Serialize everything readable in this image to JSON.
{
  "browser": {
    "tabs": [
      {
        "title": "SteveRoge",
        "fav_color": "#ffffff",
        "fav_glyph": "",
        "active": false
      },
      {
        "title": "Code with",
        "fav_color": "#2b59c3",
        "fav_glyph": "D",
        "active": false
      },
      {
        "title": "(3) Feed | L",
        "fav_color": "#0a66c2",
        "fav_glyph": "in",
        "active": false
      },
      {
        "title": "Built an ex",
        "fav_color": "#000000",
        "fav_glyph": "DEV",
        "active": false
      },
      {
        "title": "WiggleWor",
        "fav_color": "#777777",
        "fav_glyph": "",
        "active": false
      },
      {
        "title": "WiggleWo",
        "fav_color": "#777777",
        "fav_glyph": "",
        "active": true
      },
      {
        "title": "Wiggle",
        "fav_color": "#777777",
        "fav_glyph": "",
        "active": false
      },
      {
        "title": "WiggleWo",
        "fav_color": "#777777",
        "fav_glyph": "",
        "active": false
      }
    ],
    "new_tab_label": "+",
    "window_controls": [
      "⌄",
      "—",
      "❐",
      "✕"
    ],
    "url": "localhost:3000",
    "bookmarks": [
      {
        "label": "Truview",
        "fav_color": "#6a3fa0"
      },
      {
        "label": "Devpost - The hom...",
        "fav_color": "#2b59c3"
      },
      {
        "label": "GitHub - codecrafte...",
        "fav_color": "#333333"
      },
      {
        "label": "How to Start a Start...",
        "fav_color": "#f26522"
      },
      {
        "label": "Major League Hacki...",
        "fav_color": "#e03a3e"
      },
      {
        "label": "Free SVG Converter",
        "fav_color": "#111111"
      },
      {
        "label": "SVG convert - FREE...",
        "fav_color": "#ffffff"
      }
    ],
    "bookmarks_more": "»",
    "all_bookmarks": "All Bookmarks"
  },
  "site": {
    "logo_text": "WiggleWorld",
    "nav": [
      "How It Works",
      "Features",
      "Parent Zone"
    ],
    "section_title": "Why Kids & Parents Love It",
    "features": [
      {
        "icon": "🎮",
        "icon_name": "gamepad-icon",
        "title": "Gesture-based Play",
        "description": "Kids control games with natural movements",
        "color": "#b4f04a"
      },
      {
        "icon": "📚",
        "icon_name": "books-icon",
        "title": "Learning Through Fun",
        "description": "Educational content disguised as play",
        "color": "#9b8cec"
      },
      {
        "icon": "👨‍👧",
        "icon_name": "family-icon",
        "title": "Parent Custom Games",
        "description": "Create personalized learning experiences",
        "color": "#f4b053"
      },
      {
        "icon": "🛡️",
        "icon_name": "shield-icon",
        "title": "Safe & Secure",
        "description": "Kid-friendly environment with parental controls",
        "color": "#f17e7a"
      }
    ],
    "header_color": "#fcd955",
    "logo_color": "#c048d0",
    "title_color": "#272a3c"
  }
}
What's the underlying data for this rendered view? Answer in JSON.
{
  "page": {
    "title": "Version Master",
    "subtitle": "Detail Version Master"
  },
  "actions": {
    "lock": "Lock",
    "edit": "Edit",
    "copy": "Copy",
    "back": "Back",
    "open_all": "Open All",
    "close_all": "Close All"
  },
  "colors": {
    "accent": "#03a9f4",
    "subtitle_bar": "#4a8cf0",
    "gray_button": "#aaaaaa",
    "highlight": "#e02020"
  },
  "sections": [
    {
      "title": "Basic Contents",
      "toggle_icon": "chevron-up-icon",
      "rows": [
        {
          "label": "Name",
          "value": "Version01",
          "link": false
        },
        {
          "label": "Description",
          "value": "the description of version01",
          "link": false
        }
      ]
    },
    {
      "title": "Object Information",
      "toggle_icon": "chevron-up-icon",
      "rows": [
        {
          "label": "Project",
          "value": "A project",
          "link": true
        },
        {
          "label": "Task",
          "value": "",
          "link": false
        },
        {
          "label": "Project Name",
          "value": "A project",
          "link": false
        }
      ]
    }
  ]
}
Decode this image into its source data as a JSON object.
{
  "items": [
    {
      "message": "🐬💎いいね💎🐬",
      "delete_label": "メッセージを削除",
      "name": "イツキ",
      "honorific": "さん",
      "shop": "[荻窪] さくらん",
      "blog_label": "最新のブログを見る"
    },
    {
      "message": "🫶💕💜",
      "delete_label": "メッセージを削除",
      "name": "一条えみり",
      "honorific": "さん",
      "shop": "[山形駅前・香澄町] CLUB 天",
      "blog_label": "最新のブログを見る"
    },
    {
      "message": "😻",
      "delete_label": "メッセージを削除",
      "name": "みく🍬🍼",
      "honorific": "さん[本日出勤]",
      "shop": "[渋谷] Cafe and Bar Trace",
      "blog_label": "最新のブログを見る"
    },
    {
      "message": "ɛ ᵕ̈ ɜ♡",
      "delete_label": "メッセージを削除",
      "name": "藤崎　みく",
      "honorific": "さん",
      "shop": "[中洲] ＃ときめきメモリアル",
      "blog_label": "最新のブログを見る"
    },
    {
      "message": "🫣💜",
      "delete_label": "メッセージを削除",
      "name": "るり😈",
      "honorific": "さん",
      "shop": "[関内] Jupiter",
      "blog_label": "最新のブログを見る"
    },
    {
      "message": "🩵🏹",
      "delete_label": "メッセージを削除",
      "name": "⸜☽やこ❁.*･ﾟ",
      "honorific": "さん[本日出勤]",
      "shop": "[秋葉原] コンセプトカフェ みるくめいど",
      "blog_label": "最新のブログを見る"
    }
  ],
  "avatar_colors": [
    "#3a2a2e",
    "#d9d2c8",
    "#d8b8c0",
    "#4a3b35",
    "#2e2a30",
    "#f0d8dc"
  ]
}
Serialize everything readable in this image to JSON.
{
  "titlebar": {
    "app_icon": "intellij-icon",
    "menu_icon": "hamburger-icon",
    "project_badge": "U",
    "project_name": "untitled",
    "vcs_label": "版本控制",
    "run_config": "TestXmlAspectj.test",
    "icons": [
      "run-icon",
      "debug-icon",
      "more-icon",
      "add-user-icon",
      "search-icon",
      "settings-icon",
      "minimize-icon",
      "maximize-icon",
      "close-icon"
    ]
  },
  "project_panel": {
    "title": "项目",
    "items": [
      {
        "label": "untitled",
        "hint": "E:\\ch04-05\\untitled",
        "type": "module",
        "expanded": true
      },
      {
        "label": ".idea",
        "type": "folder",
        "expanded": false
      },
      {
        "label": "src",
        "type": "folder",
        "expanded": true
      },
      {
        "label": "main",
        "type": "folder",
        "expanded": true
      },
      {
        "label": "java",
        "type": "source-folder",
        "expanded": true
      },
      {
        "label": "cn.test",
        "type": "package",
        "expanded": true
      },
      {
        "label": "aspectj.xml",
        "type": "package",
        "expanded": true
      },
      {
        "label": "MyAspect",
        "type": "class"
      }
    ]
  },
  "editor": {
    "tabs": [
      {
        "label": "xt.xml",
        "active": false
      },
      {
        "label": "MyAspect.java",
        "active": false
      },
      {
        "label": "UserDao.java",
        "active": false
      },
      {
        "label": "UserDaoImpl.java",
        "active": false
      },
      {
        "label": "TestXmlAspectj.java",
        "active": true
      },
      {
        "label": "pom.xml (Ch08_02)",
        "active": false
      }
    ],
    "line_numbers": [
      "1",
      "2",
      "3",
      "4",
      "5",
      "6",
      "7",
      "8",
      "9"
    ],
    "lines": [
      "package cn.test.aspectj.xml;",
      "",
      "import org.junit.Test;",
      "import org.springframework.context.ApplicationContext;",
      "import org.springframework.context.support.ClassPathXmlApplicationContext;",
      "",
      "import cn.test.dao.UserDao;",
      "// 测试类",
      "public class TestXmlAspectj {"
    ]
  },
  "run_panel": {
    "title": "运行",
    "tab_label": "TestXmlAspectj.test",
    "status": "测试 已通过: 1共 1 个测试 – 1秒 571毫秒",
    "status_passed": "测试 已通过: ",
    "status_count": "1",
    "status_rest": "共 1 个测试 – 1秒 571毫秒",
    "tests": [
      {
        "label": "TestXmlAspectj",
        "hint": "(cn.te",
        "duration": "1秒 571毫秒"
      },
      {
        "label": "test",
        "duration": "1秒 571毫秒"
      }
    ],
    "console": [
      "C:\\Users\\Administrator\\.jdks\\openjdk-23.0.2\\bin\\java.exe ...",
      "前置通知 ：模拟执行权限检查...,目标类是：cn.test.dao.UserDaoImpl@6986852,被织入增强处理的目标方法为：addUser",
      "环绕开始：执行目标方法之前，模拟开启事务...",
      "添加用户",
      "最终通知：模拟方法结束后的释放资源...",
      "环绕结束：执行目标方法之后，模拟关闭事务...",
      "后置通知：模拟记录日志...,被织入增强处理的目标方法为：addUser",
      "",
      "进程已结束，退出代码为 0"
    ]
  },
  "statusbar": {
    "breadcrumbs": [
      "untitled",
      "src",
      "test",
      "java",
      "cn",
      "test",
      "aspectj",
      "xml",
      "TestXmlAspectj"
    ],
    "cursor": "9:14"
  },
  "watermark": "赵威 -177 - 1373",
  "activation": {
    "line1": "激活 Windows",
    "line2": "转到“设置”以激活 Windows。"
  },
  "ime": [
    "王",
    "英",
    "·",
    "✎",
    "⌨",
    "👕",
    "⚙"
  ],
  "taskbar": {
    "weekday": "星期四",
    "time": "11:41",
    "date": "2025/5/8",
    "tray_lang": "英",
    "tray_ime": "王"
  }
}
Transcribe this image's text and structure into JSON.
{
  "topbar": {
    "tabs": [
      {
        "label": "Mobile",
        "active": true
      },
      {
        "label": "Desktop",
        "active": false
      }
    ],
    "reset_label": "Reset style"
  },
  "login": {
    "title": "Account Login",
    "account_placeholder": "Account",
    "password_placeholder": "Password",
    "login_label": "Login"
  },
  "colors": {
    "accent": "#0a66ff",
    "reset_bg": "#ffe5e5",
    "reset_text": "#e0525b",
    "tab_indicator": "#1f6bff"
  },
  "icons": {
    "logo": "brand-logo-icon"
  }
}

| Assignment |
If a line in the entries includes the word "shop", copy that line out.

| Response to the task |
      "shop": "[荻窪] さくらん",
      "shop": "[山形駅前・香澄町] CLUB 天",
      "shop": "[渋谷] Cafe and Bar Trace",
      "shop": "[中洲] ＃ときめきメモリアル",
      "shop": "[関内] Jupiter",
      "shop": "[秋葉原] コンセプトカフェ みるくめいど",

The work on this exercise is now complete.